Editor’s Note: DETC invited well known school investment advisor Ed Meehan to prepare a list of tips of the trade for institutions that are considering a fund raise or considering selling their school. Mr. Meehan is a Partner with Arcady Bay Partners, an investment banking firm with a focus on the education sector and serving as what is called “an active angel investor.”
Today, with the growing interest in for-profit education, there are many parties looking for investment and acquisition opportunities. Unfortunately with the growing politicalization of regulation, tuition costs and online learning, investors and buyers are spending more and more time evaluating and investigating the investments and acquisitions they make. This “Due Diligence” process is complex, time-consuming, tedious, and many times a distraction from managing your business. If you expect to proceed down either path, you need to be prepared and well-informed.

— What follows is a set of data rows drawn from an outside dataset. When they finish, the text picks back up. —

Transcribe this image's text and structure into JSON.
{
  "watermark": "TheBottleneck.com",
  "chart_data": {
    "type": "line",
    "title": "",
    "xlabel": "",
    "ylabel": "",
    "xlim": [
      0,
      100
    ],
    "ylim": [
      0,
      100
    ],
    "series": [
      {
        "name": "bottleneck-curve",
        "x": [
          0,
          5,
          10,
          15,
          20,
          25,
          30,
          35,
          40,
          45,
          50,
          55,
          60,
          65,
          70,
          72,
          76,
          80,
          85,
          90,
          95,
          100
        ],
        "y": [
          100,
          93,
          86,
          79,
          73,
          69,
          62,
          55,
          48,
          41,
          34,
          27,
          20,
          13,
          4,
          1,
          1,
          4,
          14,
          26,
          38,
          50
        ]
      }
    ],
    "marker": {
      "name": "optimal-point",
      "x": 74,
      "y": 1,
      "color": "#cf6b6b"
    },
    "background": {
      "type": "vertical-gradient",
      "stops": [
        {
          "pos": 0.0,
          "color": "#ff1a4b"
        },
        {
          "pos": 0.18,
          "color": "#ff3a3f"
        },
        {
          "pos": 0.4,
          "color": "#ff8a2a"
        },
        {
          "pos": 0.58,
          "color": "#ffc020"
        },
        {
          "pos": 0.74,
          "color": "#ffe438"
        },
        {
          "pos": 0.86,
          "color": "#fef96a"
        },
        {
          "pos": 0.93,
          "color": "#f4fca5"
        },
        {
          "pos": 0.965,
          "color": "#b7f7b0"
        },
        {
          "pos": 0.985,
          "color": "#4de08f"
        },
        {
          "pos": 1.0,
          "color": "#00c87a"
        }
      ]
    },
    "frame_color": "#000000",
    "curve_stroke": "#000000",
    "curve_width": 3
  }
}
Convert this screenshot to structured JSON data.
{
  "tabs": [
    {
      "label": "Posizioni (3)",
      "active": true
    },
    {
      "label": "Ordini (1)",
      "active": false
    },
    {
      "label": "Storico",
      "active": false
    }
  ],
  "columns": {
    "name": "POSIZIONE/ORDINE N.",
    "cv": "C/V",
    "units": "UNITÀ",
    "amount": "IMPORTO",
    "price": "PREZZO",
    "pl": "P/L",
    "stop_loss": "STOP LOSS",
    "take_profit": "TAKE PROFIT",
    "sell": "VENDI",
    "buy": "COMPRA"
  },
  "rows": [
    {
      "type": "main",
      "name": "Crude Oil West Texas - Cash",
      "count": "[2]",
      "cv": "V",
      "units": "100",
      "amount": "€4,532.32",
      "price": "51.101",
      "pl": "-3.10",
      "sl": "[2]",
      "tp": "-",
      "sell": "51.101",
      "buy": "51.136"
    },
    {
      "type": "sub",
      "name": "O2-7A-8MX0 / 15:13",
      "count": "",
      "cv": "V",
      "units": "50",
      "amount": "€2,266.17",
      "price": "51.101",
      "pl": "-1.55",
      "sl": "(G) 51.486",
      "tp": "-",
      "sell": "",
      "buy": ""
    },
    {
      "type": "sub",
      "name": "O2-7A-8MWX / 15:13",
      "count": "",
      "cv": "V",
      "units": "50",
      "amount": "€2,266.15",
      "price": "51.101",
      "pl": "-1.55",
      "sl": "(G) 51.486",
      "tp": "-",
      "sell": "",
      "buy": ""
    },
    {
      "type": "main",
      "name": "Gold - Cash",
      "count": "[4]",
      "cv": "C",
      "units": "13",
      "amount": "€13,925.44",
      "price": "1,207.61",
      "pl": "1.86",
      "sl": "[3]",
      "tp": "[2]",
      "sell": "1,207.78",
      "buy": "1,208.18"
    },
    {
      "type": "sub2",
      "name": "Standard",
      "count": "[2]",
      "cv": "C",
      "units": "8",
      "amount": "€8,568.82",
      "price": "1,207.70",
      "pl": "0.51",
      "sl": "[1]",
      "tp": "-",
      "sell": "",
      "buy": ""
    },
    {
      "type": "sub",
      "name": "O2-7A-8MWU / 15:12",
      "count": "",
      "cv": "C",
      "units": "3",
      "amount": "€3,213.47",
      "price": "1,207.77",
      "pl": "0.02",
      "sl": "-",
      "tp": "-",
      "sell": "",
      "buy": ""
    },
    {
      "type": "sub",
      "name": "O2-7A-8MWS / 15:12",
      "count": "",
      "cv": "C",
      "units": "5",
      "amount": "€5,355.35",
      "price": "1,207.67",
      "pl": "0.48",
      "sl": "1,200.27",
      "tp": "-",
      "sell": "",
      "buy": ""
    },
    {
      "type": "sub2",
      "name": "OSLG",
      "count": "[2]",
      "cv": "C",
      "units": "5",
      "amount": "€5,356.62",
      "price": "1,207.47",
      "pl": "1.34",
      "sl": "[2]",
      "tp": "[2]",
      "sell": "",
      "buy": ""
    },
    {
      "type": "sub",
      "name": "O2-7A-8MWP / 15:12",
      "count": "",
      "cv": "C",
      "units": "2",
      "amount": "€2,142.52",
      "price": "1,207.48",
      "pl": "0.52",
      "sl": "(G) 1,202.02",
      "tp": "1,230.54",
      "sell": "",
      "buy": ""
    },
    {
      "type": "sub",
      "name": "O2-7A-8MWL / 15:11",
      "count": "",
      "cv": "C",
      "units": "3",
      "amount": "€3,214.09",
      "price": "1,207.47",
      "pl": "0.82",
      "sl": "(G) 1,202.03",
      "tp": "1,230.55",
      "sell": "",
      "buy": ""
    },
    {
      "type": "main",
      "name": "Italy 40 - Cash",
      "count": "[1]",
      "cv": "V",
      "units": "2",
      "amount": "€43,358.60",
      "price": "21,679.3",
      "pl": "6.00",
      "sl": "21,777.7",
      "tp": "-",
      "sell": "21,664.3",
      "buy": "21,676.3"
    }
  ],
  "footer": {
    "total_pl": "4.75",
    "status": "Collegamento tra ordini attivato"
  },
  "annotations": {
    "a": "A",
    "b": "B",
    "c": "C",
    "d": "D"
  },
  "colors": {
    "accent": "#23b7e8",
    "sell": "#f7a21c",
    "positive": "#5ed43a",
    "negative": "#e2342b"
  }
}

1. Speak to owners, advisors and investor/buyers to get their insights and suggestions on how to best pursue financing and or sale processes.
- Best way to get current market insight

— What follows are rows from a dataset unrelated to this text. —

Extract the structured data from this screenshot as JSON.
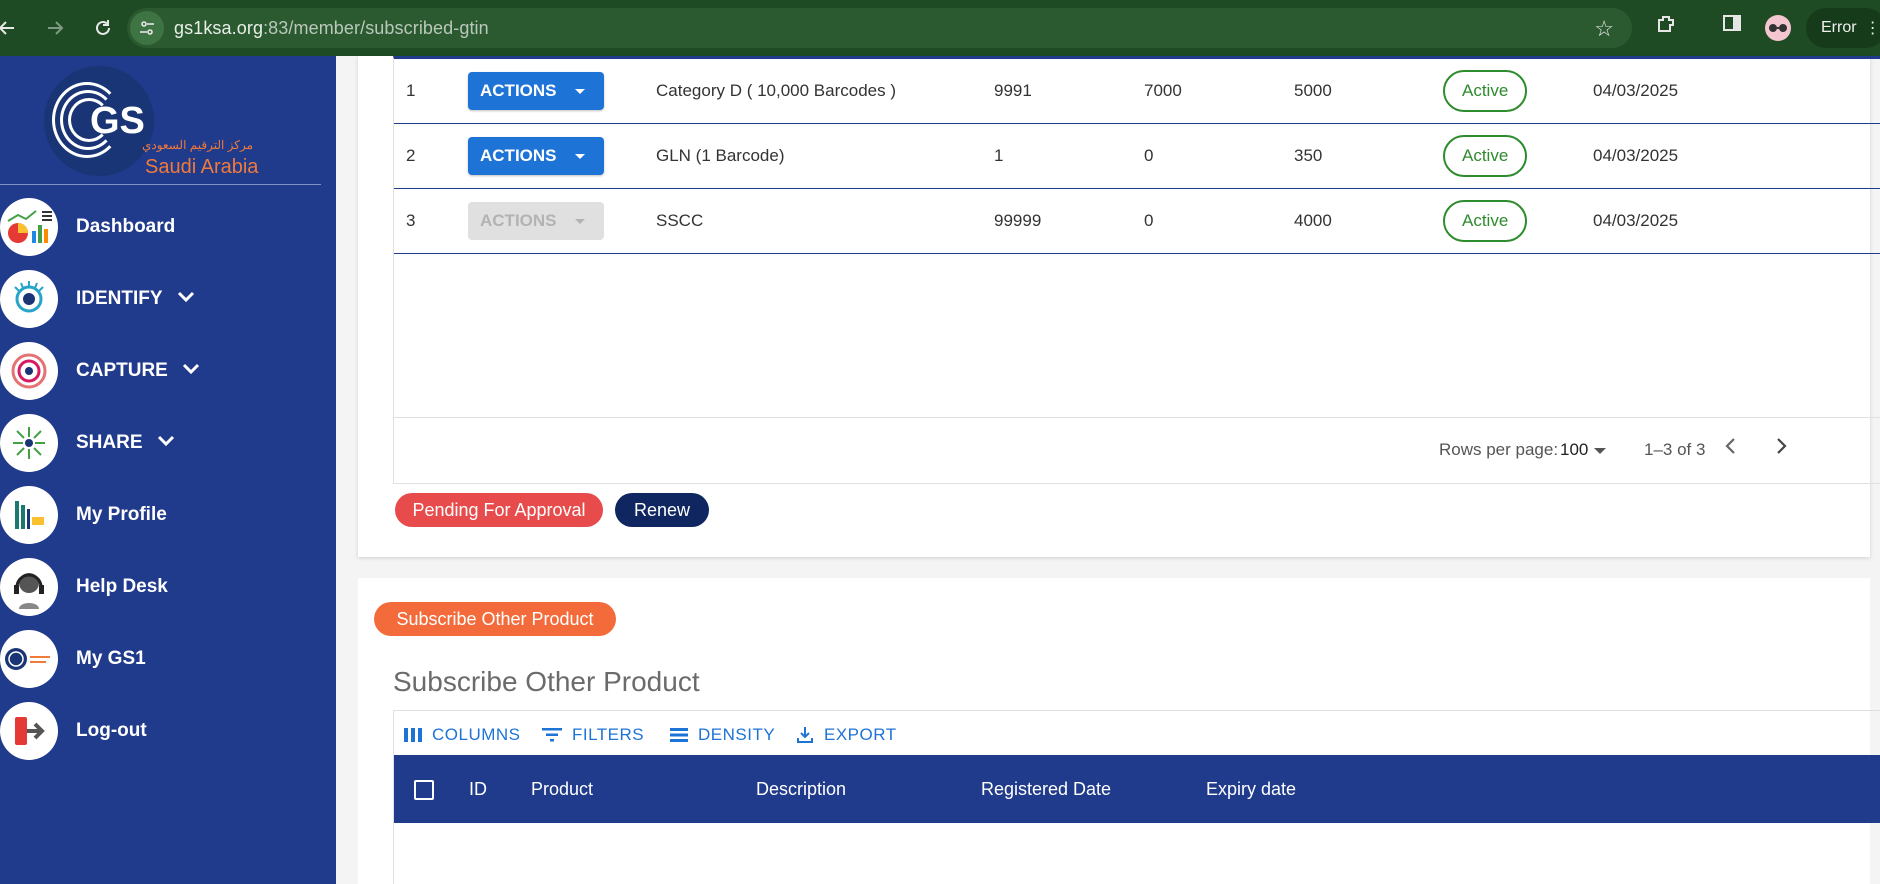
{
  "browser": {
    "url_host": "gs1ksa.org",
    "url_rest": ":83/member/subscribed-gtin",
    "error_label": "Error"
  },
  "sidebar": {
    "logo": {
      "text": "GS",
      "arabic": "مركز الترقيم السعودي",
      "region": "Saudi Arabia"
    },
    "items": [
      {
        "label": "Dashboard",
        "icon": "dashboard-chart-icon",
        "has_chevron": false
      },
      {
        "label": "IDENTIFY",
        "icon": "eye-icon",
        "has_chevron": true
      },
      {
        "label": "CAPTURE",
        "icon": "signal-rings-icon",
        "has_chevron": true
      },
      {
        "label": "SHARE",
        "icon": "share-arrows-icon",
        "has_chevron": true
      },
      {
        "label": "My Profile",
        "icon": "profile-building-icon",
        "has_chevron": false
      },
      {
        "label": "Help Desk",
        "icon": "headset-icon",
        "has_chevron": false
      },
      {
        "label": "My GS1",
        "icon": "gs1-logo-icon",
        "has_chevron": false
      },
      {
        "label": "Log-out",
        "icon": "logout-icon",
        "has_chevron": false
      }
    ]
  },
  "subscribed_table": {
    "rows": [
      {
        "num": "1",
        "action": "ACTIONS",
        "action_enabled": true,
        "product": "Category D ( 10,000 Barcodes )",
        "c1": "9991",
        "c2": "7000",
        "c3": "5000",
        "status": "Active",
        "date": "04/03/2025"
      },
      {
        "num": "2",
        "action": "ACTIONS",
        "action_enabled": true,
        "product": "GLN (1 Barcode)",
        "c1": "1",
        "c2": "0",
        "c3": "350",
        "status": "Active",
        "date": "04/03/2025"
      },
      {
        "num": "3",
        "action": "ACTIONS",
        "action_enabled": false,
        "product": "SSCC",
        "c1": "99999",
        "c2": "0",
        "c3": "4000",
        "status": "Active",
        "date": "04/03/2025"
      }
    ],
    "footer": {
      "rows_per_page_label": "Rows per page:",
      "rows_per_page_value": "100",
      "page_info": "1–3 of 3"
    },
    "buttons": {
      "pending": "Pending For Approval",
      "renew": "Renew"
    }
  },
  "other_product": {
    "subscribe_button": "Subscribe Other Product",
    "title": "Subscribe Other Product",
    "toolbar": [
      "COLUMNS",
      "FILTERS",
      "DENSITY",
      "EXPORT"
    ],
    "columns": [
      "ID",
      "Product",
      "Description",
      "Registered Date",
      "Expiry date"
    ]
  },
  "colors": {
    "sidebar_bg": "#203a8c",
    "browser_bar": "#1f4b24",
    "action_blue": "#1e73d6",
    "active_green": "#2e8b2e",
    "pending_red": "#e84b4b",
    "renew_navy": "#0f2660",
    "subscribe_orange": "#f46b3b"
  }
}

- Many owners views change after they go through a financing or sales process
2. Make sure your lawyers, accountants and advisors have the appropriate experience to guide you through the process.
- Transactions often do not close due to bad advice or a lack of knowledge on typical transaction structure
3. Consider hiring an investment banker with relevant expertise to represent you.
- Not everyone needs an investment banker
- A banker can create value through managing a tight process, getting a management team prepared and reducing the time that management has to divert away from running the business
4. Establish if a full auction process makes sense vs. a limited auction or just pursuing targeted investors/buyers.
- Depends upon goals and management expectations
5. Find out how investors and buyers value schools and understand what drives strategic (premium) values.
- This can provide insights into why investors/buyers valuation methodologies and transaction structures can vary dramatically
- A good understanding of such concepts can also assist you in assessing when may be a good time to raise equity or sell your school
6. Make sure your management team understands what investors/buyers will be asking and is prepared to lay out your company strategy in a concise manner.
- Preparation of concise company information in an offering memo and management slide presentation is critical
- Investor/buyer valuation levels are typically influenced by whether management will be staying with the company and if they invest their own capital in the business
7. Play up your company strengths and know your potential weaknesses (whether actual or perceived).
- During due diligence investors/buyers will confirm strengths and typically uncover weaknesses, it is better to address any weaknesses up front and explain plan to improve
- Accreditation is a key area that should be highlighted—DETC accreditation and requirements are a valuable asset to highlight
- For schools with Title IV, this is another key area in which to stress your expertise
8. Be prepared to discuss and analyze historic and projected financial results in great detail.
- It is very surprising how many schools do a bad job here
- Historic results are a key indication of potential future success
9. Do not lead with valuation expectations.
- Very often a successful investor/buyer of a school would never have spent time on a potential transaction if the price they ultimately paid was presented in initial discussions
- Investors will many times increase valuations levels if due diligence progresses well
10. Run your business as if a financing or sale will not take place.
- The best negotiation tool is the reality that you have a profitable business that you do not have to sell
Remember: Strategic valuations generally are driven by well-run companies with strong management, profitable operations and a differentiated vision for consistent future growth.
Where are the Online Schools Trading?
Below is a brief summary of valuation metrics as of Friday January 29th for online focused colleges and Strayer Education, which is one of the higher quality schools with approximately 61% of its students online. These are key valuation metrics that you need to understand before starting any fundraising or sale process for your school.
Sales, EBITDA and Enterprise Value in millions.
- Revenues and profitability
- Growth prospects
- Competitive advantage
- Institutional Accreditation
- Premium Programmatic Accreditation
- Online penetration/capabilities
- Student population
- Overall Market
- Fit with buyers
- Focusing on value before you engage the buyer
- Unrealistic valuation expectations
- Sloppy support and documentation of business strategy and projections
- Not being prepared for due diligence
- Missing your numbers during due diligence
- Lack of understanding of the buyer’s perspective
- Negotiating with buyers one at a time
- Not helping the buyer make the case they need to sell to their board/investors
- Inability to explain your value proposition
- Weak projections
- Thinking unique systems or programs will solely drive the deal
- Making a bad first impression
Mr. Ed Meehan is a Partner with Arcady Bay Partners, an investment banking firm with a focus on the education sector and an active angel investor, recently making investments in JTC Education Holdings and Straighterline. Ed advised MedTech College in its recent sale to JTC Education Holdings, in December 2009.
back to top